Having earned a legal badge with the EzineArticles should not make one overconfident, I realize. The legal profession is a depth of recondite detail the Supreme Court has the right to firmly deliberate. The linguist I am, I yet can venture a few observations on speech – and this has been quoting freedom of speech to have invalidated prohibitions on desecrating the American flag.
United States versus Eichman, United States versus Haggerty, Texas versus Johnson: all case disputes argued violation of free speech under the First Amendment. Haggerty’s case would have the implication to make the Flag necessarily your piece of cloth before burning. If the Flag belongs to an institution like Seattle’s Capitol Hill Post Office, you can be fined.
Let me think. I do not need to burn the Flag to think. I imagine a human being burns something. Is there a speech sound produced, should the human just silently sit by, let us say, a campfire, warming his or her hands? Is there any written or printed stretch of language to emerge from the flame? Should one try to interpret the wood or coal crackling and hissing as stanzas, quatrains, epodes? Can you hear the anacrusis?
I could not, and there is nothing wrong with my hearing. Non-verbal acts such as burning do not produce language. The facts are exactly the same with tools such as hammers, saws, wrenches, screwdrivers, and whatever a handyman’s bag might contain: there is no speech produced with the use, unless the guy happens to be eloquent, interesting, and whatsoever handsome (I have to admit I’m not really talkative).
Non-verbal acts are not proper means or tools to convey speech and language. The Flag itself – the many the people, the many the answers; ask someone what the Flag looks like and what it symbolizes: the many answers you get, none will be identical, each with specific and individual language.
The First Amendment does not allow abridgment of free speech. Should burning the Flag be a speech act, what do you do if the Flag would be burning on a barrel saying ‘TNT’ – would putting it out be against the law? The First Amendment forbids reducing free speech.

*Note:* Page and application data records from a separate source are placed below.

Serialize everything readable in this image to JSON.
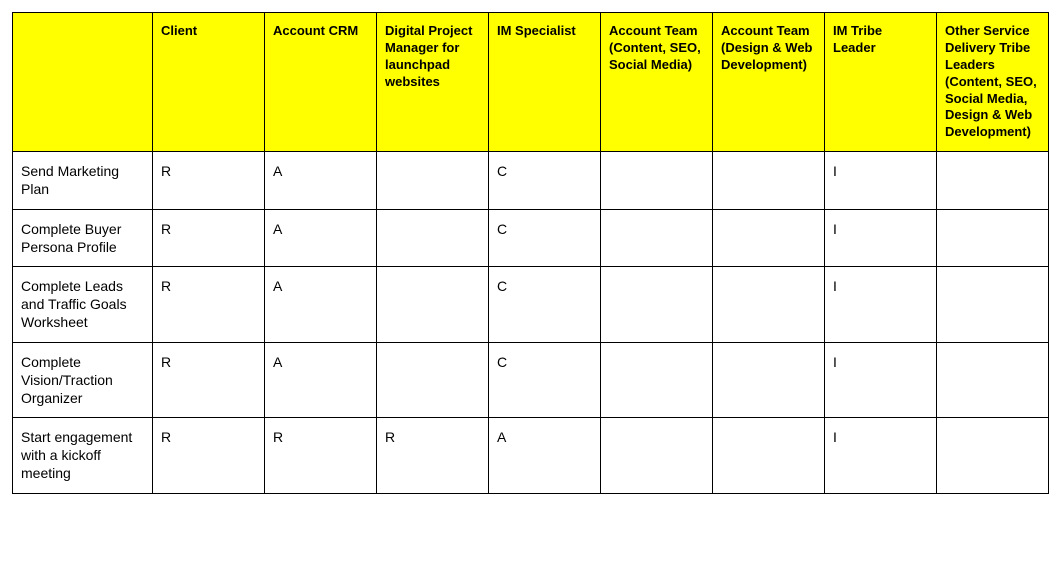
{
  "columns": [
    "",
    "Client",
    "Account CRM",
    "Digital Project Manager for launchpad websites",
    "IM Specialist",
    "Account Team (Content, SEO, Social Media)",
    "Account Team (Design & Web Development)",
    "IM Tribe Leader",
    "Other Service Delivery Tribe Leaders (Content, SEO, Social Media, Design & Web Development)"
  ],
  "rows": [
    {
      "task": "Send Marketing Plan",
      "cells": [
        "R",
        "A",
        "",
        "C",
        "",
        "",
        "I",
        ""
      ]
    },
    {
      "task": "Complete Buyer Persona Profile",
      "cells": [
        "R",
        "A",
        "",
        "C",
        "",
        "",
        "I",
        ""
      ]
    },
    {
      "task": "Complete Leads and Traffic Goals Worksheet",
      "cells": [
        "R",
        "A",
        "",
        "C",
        "",
        "",
        "I",
        ""
      ]
    },
    {
      "task": "Complete Vision/Traction Organizer",
      "cells": [
        "R",
        "A",
        "",
        "C",
        "",
        "",
        "I",
        ""
      ]
    },
    {
      "task": "Start engagement with a kickoff meeting",
      "cells": [
        "R",
        "R",
        "R",
        "A",
        "",
        "",
        "I",
        ""
      ]
    }
  ]
}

Some psychologists would have the tendency to ascribe language to non-verbal phenomena. They would call it a ‘body language’. Let us think about the Anders Behring Breivik trial. The shrinks in the courtroom spent some time interpreting his ‘body language’. One of the shrinks said in an interview that a single, particular gesture of whisking the shoulder could have meant Breivik’s want to ‘put things in order or to shake off guilt’.
The fact is that the shrink ascribed her linguistic structuring to a gesture of no syntax. More, the structuring could produce non-specific results real-life. For example, ask the recycling guys what message they get if you whisk your shoulder and not say a word. Would they take it for a clear message that you want your trash removed (shaking off guilt has collocations with purification and therefore cleanliness), or you want something fancy heaped (order has collocations with arrangement and that could be random, without any notion of removal from a place). Anyway, it’s your backyard.
A flag of a country obviously is worth more concern than trash you might take the care to express verbally about.
Language requires syntax, lexemes, and grammar. Seeing the American flag displayed against a wall over a poster of an overt female offering erotic dances – which is not a figment of my imagination – I do not get a thing. There is no language logic. And I do not believe the regard would require any improving my brains. Someone has got an expressive disorder.
Propagating expressive disorders is not of my interest. I enclose photographs of the improper display of the flag under separate links. They might be considered parental advisory.
The Flag Code may be found here,
http://www.senate.gov/reference/resources/pdf/RL30243.pdf, and many other places.
I have put the American flag on my grammar book cover. My grammar project is not a napkin and it is not a sarong, regarding the US Code.